The perfect woman


In the interest of complexity, allow me to offer my account of why a perfect woman would be utterly undesirable.

Messes are bliss, for we call people good only because there are bad ones to contrast them with: This I take as something we can all agree on, but most certainly debate over. Suppose I constructed various series of Venn diagrams—each representing a woman I find compelling for whatever reasons—with the intention to see where they all intersect as a whole, so as to end up with a group of personal qualities that equal my perfect woman. Suppose that, one fine winter morning, I encountered this She (with a capital S). Much to my content, she’s into me, for this just happens to be a quality that the intersection caught. We have coffee ever more frequently, sharing the stories of our lives and then some.
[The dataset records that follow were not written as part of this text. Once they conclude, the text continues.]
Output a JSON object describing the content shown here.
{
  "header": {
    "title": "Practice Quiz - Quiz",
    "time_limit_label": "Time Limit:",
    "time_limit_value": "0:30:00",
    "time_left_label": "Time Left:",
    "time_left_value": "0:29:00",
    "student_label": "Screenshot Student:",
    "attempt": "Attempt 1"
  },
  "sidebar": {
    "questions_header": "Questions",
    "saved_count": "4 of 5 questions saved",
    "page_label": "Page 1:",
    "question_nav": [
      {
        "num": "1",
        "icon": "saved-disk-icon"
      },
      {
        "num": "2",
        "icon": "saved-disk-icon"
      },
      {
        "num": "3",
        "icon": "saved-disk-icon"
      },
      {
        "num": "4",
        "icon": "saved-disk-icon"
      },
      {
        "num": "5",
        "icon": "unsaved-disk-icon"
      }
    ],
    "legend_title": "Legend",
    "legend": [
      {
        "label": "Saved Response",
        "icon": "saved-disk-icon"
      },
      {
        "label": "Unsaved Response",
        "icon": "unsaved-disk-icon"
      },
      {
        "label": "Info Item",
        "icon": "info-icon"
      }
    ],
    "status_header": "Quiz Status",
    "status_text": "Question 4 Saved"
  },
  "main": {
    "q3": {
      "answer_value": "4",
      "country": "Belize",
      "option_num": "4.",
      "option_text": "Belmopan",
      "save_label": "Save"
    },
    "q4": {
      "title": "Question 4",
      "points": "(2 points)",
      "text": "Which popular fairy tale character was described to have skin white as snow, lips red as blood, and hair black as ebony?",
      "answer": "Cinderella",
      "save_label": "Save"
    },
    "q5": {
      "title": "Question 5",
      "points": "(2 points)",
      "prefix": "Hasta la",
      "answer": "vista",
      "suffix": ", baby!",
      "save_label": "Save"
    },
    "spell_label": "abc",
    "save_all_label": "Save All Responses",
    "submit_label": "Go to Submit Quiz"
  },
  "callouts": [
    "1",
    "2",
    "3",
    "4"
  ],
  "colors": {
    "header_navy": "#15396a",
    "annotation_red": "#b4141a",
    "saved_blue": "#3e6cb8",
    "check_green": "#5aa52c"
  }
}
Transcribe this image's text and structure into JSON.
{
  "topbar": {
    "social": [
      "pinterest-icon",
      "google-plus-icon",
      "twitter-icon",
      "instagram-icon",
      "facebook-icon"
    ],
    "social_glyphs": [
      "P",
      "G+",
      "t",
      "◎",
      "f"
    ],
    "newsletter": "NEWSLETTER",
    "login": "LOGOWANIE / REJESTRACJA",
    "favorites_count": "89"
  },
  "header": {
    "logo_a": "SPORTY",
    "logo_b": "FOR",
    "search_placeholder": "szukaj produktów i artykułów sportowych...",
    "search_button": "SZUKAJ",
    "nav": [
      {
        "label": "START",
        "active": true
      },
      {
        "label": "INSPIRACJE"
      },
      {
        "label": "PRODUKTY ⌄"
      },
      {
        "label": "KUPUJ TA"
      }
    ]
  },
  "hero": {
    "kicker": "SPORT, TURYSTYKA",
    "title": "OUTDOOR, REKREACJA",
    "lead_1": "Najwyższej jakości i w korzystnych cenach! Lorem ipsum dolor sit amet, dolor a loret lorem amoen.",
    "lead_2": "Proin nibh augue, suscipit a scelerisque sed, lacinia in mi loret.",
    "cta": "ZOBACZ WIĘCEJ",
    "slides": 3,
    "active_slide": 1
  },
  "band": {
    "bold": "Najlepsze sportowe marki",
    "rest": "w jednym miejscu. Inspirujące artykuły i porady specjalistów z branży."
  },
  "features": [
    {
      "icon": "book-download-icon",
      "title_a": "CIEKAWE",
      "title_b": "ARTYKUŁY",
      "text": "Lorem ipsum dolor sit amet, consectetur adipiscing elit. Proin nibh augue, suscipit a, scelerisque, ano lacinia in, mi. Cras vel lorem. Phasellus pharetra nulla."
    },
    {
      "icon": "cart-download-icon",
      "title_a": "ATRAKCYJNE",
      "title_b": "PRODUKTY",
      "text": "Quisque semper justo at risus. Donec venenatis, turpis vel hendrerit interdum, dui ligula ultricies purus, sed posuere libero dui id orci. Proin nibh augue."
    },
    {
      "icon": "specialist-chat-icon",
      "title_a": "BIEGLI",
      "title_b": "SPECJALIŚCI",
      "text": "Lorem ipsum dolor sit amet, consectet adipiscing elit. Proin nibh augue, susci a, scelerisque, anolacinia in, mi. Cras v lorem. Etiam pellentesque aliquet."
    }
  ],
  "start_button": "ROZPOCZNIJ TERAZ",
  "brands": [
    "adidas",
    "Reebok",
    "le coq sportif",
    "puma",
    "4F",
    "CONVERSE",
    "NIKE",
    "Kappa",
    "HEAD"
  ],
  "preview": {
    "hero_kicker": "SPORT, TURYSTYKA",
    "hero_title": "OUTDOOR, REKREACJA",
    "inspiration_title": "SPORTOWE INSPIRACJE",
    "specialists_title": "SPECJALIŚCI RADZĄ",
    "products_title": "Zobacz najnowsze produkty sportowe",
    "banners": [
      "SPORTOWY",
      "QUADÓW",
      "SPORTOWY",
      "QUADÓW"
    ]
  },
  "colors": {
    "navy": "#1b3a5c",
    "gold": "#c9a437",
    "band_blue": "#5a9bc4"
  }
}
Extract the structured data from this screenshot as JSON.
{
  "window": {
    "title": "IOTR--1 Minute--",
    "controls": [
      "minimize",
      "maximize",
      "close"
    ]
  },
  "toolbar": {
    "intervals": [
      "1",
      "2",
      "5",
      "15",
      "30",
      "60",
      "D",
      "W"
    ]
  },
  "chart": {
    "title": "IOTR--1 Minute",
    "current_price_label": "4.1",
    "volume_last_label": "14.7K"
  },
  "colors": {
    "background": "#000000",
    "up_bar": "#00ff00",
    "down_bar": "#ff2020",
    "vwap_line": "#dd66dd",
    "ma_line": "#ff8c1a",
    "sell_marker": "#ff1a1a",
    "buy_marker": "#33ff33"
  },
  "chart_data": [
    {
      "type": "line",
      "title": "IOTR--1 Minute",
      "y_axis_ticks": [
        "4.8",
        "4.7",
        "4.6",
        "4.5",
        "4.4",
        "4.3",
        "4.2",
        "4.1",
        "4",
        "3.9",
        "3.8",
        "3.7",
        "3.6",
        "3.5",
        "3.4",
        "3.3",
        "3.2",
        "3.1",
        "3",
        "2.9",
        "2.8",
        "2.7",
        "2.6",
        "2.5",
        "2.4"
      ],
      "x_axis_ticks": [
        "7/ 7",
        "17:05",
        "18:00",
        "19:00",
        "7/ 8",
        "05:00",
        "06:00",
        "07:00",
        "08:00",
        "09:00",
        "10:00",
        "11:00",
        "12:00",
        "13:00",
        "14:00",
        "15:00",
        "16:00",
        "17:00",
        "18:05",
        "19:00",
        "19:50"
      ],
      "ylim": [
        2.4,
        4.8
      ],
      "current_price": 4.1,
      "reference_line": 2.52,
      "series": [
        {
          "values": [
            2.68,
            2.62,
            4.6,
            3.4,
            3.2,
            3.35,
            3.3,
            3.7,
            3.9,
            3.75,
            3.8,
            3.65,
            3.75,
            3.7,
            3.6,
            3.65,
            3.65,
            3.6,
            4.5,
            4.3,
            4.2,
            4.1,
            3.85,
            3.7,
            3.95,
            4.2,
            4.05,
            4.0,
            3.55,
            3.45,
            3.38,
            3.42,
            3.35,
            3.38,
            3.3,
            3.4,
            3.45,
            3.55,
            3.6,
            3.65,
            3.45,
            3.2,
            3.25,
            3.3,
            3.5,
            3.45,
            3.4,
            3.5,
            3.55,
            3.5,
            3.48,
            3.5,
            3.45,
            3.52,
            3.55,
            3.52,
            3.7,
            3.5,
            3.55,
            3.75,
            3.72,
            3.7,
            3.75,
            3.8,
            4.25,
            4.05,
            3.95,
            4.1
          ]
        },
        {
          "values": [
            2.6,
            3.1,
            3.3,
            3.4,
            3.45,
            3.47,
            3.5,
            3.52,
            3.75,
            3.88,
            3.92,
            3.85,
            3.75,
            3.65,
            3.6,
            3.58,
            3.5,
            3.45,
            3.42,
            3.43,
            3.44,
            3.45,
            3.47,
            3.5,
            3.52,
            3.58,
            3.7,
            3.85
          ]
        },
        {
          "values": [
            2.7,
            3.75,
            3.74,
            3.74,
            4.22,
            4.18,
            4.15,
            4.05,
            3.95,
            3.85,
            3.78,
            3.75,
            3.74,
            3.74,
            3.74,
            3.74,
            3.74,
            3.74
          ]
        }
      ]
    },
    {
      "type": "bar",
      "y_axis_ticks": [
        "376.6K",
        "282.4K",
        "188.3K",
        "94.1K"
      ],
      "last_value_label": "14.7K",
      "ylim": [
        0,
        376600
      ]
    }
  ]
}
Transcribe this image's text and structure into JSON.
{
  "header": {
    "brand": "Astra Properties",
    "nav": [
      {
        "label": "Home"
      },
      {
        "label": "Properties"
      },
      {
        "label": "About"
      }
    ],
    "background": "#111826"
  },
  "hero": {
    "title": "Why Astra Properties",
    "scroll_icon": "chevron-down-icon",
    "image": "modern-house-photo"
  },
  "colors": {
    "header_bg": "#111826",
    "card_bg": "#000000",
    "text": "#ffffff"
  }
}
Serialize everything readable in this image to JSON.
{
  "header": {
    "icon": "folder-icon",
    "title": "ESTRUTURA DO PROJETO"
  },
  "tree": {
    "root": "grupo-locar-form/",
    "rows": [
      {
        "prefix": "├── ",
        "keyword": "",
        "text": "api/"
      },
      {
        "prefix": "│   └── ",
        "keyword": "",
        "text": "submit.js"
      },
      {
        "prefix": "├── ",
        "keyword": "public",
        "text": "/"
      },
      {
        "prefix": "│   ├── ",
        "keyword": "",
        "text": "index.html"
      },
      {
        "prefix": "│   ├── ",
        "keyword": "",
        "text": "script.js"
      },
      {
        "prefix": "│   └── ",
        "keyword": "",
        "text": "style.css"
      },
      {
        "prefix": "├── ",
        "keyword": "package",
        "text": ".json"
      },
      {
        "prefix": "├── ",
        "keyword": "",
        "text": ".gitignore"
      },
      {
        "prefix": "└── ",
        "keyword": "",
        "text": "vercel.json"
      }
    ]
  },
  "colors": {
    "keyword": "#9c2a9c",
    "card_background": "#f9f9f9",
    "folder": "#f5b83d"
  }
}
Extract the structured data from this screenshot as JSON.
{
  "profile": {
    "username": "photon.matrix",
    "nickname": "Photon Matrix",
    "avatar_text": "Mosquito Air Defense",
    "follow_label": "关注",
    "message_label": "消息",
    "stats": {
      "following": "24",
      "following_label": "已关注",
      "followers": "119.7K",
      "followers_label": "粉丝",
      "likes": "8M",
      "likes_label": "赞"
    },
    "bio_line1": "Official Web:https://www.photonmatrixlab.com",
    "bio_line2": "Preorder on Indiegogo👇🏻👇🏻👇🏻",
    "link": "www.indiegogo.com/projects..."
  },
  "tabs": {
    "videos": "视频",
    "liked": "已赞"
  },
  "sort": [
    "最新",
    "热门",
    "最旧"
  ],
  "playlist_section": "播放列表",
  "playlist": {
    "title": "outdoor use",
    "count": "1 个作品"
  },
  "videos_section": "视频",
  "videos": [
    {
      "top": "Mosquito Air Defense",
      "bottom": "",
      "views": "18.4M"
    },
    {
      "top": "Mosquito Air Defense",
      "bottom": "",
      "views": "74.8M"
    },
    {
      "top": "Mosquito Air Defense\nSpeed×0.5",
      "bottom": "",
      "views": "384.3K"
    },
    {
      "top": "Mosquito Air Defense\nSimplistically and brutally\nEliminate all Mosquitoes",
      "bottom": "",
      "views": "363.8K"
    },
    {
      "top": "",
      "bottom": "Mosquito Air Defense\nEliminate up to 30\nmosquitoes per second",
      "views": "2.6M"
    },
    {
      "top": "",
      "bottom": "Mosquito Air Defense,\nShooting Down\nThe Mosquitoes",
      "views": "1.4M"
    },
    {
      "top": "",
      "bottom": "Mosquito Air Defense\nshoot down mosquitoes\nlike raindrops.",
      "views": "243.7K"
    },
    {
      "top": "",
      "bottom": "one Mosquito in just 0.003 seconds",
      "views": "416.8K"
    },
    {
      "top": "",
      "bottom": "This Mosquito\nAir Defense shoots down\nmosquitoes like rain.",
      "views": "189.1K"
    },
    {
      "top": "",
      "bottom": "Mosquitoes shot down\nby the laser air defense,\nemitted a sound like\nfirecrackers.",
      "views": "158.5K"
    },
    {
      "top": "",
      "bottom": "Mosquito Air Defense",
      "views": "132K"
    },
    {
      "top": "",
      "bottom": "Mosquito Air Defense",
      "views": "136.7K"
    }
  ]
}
All gushy, my eyes meet yours and under the industrial North Building lights romanticism ensues. Now, what do you think happens next?

Soul-crushing normality, or an uninterrupted metaphorical (and literal) orgasm, that’s what. All the highs with no reminder that life has the tendency to not turn out how you expected.

Troubles are, in the end, a turn-on, not because fixer-uppers catalyze your creativity, but because working through troubles better prepares you for reality. And what is reality’s makeup? Well, it’s that making up stories is what helps us get by day to day. I don’t mean stories that you use pen and pad for, but stories in the sense of ideas that help you get up each morning and do things you probably don’t want to do deep down. These stories get the garbage picked up and the mail delivered, and they get you to follow through with the path you’ve chosen in life.

It is only by being confronted with problems, whether personal or not, that we are able to make up the appropriate stories to solve them.